▶ Required action: Your answer should consist of the lines below that hold the word "interrete".

Element data from apps and pages:
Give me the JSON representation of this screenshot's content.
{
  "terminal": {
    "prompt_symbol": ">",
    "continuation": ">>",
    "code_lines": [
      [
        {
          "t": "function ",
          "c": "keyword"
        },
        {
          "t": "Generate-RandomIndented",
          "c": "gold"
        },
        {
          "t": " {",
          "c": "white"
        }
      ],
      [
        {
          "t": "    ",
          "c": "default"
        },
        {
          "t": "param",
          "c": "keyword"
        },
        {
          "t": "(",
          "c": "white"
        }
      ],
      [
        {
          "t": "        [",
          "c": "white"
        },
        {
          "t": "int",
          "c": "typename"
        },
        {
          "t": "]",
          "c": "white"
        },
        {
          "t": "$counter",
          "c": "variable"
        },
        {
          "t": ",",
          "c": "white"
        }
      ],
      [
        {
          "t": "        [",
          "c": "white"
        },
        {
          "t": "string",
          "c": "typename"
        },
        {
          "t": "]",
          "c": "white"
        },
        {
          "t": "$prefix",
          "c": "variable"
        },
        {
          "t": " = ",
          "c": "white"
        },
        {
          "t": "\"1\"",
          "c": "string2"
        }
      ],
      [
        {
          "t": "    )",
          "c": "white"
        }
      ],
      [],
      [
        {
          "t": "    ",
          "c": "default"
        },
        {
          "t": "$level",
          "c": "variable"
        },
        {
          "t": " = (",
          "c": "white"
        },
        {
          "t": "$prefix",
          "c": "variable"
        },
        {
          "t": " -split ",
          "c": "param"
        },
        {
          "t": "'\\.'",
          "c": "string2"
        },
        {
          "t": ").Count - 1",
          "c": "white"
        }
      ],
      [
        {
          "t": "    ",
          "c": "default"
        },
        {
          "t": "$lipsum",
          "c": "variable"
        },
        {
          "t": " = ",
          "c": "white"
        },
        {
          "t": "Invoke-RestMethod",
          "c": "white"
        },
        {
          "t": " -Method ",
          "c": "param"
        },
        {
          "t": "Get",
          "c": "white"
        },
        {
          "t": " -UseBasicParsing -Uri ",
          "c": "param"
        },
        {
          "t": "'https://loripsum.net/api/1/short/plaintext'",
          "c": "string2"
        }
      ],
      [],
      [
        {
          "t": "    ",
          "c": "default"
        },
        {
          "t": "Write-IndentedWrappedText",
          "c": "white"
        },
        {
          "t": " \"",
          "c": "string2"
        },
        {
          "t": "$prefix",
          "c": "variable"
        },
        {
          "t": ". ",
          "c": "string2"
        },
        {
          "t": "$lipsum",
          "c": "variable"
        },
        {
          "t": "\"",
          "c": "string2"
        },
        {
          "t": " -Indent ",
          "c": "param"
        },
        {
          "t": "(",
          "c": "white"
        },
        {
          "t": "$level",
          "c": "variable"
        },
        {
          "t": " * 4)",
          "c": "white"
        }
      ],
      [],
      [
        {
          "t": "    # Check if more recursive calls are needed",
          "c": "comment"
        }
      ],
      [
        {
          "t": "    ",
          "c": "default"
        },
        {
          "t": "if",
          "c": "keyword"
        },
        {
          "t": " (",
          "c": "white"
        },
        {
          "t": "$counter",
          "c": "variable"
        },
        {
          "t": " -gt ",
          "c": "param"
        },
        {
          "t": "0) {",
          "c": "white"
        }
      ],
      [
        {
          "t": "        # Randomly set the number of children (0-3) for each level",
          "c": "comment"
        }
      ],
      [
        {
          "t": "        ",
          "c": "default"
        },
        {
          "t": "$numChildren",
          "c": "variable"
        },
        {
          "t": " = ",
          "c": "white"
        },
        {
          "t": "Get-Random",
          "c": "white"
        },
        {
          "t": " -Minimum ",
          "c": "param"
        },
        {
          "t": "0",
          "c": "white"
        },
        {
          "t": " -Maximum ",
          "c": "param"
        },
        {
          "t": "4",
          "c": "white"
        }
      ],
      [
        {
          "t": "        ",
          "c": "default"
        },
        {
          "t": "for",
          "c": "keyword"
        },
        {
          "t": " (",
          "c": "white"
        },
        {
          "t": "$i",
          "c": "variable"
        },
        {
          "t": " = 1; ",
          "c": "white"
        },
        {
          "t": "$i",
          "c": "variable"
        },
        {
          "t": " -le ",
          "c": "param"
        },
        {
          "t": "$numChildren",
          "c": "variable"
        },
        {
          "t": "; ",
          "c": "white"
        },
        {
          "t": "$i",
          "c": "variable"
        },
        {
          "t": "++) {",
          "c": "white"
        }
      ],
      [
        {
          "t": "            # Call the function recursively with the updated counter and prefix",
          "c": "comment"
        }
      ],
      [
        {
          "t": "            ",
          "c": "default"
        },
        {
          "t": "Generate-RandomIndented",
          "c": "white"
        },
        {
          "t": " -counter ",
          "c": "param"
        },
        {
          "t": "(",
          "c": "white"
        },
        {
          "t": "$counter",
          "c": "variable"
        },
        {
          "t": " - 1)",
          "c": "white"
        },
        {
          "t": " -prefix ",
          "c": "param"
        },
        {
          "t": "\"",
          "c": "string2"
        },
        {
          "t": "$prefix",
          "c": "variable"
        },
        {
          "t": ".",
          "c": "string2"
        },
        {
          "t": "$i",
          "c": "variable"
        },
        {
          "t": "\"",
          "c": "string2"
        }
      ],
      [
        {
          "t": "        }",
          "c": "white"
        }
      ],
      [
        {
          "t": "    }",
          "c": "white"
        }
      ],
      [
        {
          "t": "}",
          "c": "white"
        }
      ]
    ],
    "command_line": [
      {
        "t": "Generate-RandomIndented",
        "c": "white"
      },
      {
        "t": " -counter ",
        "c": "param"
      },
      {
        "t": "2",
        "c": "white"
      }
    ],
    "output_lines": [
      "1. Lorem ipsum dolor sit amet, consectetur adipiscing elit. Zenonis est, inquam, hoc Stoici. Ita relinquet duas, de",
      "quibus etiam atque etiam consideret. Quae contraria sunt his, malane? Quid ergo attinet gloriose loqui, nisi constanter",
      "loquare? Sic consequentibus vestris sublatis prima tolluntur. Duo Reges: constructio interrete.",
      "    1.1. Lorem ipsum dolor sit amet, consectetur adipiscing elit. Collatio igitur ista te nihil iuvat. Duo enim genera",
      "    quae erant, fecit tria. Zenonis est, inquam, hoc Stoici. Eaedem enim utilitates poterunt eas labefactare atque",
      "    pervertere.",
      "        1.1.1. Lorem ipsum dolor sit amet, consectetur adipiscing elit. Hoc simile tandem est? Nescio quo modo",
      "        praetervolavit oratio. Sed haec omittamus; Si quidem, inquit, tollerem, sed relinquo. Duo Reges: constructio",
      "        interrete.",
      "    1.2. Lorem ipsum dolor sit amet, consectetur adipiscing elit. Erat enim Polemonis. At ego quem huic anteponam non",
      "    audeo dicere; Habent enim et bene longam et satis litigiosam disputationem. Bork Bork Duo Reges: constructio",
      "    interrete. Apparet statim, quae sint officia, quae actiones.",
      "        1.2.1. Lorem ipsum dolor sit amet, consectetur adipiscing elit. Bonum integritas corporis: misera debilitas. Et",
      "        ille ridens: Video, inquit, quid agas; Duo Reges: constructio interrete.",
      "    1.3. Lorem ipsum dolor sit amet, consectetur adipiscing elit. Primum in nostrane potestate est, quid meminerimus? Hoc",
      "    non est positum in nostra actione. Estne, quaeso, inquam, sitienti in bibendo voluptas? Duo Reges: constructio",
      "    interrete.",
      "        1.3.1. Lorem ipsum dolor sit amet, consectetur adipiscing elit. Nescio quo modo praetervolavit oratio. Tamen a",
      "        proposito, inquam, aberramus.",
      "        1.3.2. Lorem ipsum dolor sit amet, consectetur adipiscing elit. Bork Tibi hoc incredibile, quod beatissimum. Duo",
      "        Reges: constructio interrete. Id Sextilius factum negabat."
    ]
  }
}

▶ Worked solution:
      "loquare? Sic consequentibus vestris sublatis prima tolluntur. Duo Reges: constructio interrete.",
      "        interrete.",
      "    interrete. Apparet statim, quae sint officia, quae actiones.",
      "        ille ridens: Video, inquit, quid agas; Duo Reges: constructio interrete.",
      "    interrete.",
      "        Reges: constructio interrete. Id Sextilius factum negabat."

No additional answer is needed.